--- Data Enclosed Below ---

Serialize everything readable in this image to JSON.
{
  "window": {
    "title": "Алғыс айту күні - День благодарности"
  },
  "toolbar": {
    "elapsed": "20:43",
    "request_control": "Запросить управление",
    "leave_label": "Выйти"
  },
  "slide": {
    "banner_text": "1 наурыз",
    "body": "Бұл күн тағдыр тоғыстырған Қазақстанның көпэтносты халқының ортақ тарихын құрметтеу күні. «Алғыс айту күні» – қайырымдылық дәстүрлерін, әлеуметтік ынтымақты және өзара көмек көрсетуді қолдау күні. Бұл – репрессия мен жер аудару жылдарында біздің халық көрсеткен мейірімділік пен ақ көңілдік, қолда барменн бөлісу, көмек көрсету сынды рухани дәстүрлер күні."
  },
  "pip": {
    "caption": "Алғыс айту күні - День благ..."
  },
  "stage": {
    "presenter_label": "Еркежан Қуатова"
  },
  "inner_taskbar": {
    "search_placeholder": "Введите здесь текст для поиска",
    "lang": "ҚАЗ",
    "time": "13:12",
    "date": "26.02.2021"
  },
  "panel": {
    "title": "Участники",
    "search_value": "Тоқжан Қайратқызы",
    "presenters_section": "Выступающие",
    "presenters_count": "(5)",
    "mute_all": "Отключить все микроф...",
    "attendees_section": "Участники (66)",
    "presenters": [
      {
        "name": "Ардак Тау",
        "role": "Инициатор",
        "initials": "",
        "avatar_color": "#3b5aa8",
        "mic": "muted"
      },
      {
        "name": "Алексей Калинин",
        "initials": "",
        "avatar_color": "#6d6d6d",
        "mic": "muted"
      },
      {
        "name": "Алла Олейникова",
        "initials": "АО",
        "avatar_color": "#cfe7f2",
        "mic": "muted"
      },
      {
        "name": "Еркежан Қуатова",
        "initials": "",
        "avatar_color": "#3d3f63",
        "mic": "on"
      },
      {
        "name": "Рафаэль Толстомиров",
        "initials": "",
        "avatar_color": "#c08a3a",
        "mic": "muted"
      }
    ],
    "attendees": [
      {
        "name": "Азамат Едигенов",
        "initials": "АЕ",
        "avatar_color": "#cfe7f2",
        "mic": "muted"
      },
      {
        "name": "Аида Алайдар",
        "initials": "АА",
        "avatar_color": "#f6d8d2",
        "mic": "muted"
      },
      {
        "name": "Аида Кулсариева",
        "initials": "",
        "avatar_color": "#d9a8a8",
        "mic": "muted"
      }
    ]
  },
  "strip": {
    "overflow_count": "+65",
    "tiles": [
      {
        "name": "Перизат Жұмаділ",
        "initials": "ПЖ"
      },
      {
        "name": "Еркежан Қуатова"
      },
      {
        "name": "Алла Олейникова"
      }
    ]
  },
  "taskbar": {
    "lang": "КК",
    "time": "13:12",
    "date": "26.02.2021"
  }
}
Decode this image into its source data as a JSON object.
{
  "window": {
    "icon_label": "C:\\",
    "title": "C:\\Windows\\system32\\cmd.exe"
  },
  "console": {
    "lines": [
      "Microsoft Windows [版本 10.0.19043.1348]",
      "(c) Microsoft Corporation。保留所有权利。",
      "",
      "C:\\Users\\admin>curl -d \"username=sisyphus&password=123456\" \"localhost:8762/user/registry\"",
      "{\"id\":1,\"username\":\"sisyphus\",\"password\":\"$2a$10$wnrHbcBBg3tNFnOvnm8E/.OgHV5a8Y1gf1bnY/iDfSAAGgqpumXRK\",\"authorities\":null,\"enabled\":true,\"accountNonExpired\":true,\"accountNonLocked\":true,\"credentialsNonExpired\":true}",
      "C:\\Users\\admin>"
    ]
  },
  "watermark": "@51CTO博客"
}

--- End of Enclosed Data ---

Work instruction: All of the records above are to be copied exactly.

Worked solution:
Serialize everything readable in this image to JSON.
{
  "window": {
    "title": "Алғыс айту күні - День благодарности"
  },
  "toolbar": {
    "elapsed": "20:43",
    "request_control": "Запросить управление",
    "leave_label": "Выйти"
  },
  "slide": {
    "banner_text": "1 наурыз",
    "body": "Бұл күн тағдыр тоғыстырған Қазақстанның көпэтносты халқының ортақ тарихын құрметтеу күні. «Алғыс айту күні» – қайырымдылық дәстүрлерін, әлеуметтік ынтымақты және өзара көмек көрсетуді қолдау күні. Бұл – репрессия мен жер аудару жылдарында біздің халық көрсеткен мейірімділік пен ақ көңілдік, қолда барменн бөлісу, көмек көрсету сынды рухани дәстүрлер күні."
  },
  "pip": {
    "caption": "Алғыс айту күні - День благ..."
  },
  "stage": {
    "presenter_label": "Еркежан Қуатова"
  },
  "inner_taskbar": {
    "search_placeholder": "Введите здесь текст для поиска",
    "lang": "ҚАЗ",
    "time": "13:12",
    "date": "26.02.2021"
  },
  "panel": {
    "title": "Участники",
    "search_value": "Тоқжан Қайратқызы",
    "presenters_section": "Выступающие",
    "presenters_count": "(5)",
    "mute_all": "Отключить все микроф...",
    "attendees_section": "Участники (66)",
    "presenters": [
      {
        "name": "Ардак Тау",
        "role": "Инициатор",
        "initials": "",
        "avatar_color": "#3b5aa8",
        "mic": "muted"
      },
      {
        "name": "Алексей Калинин",
        "initials": "",
        "avatar_color": "#6d6d6d",
        "mic": "muted"
      },
      {
        "name": "Алла Олейникова",
        "initials": "АО",
        "avatar_color": "#cfe7f2",
        "mic": "muted"
      },
      {
        "name": "Еркежан Қуатова",
        "initials": "",
        "avatar_color": "#3d3f63",
        "mic": "on"
      },
      {
        "name": "Рафаэль Толстомиров",
        "initials": "",
        "avatar_color": "#c08a3a",
        "mic": "muted"
      }
    ],
    "attendees": [
      {
        "name": "Азамат Едигенов",
        "initials": "АЕ",
        "avatar_color": "#cfe7f2",
        "mic": "muted"
      },
      {
        "name": "Аида Алайдар",
        "initials": "АА",
        "avatar_color": "#f6d8d2",
        "mic": "muted"
      },
      {
        "name": "Аида Кулсариева",
        "initials": "",
        "avatar_color": "#d9a8a8",
        "mic": "muted"
      }
    ]
  },
  "strip": {
    "overflow_count": "+65",
    "tiles": [
      {
        "name": "Перизат Жұмаділ",
        "initials": "ПЖ"
      },
      {
        "name": "Еркежан Қуатова"
      },
      {
        "name": "Алла Олейникова"
      }
    ]
  },
  "taskbar": {
    "lang": "КК",
    "time": "13:12",
    "date": "26.02.2021"
  }
}
Decode this image into its source data as a JSON object.
{
  "window": {
    "icon_label": "C:\\",
    "title": "C:\\Windows\\system32\\cmd.exe"
  },
  "console": {
    "lines": [
      "Microsoft Windows [版本 10.0.19043.1348]",
      "(c) Microsoft Corporation。保留所有权利。",
      "",
      "C:\\Users\\admin>curl -d \"username=sisyphus&password=123456\" \"localhost:8762/user/registry\"",
      "{\"id\":1,\"username\":\"sisyphus\",\"password\":\"$2a$10$wnrHbcBBg3tNFnOvnm8E/.OgHV5a8Y1gf1bnY/iDfSAAGgqpumXRK\",\"authorities\":null,\"enabled\":true,\"accountNonExpired\":true,\"accountNonLocked\":true,\"credentialsNonExpired\":true}",
      "C:\\Users\\admin>"
    ]
  },
  "watermark": "@51CTO博客"
}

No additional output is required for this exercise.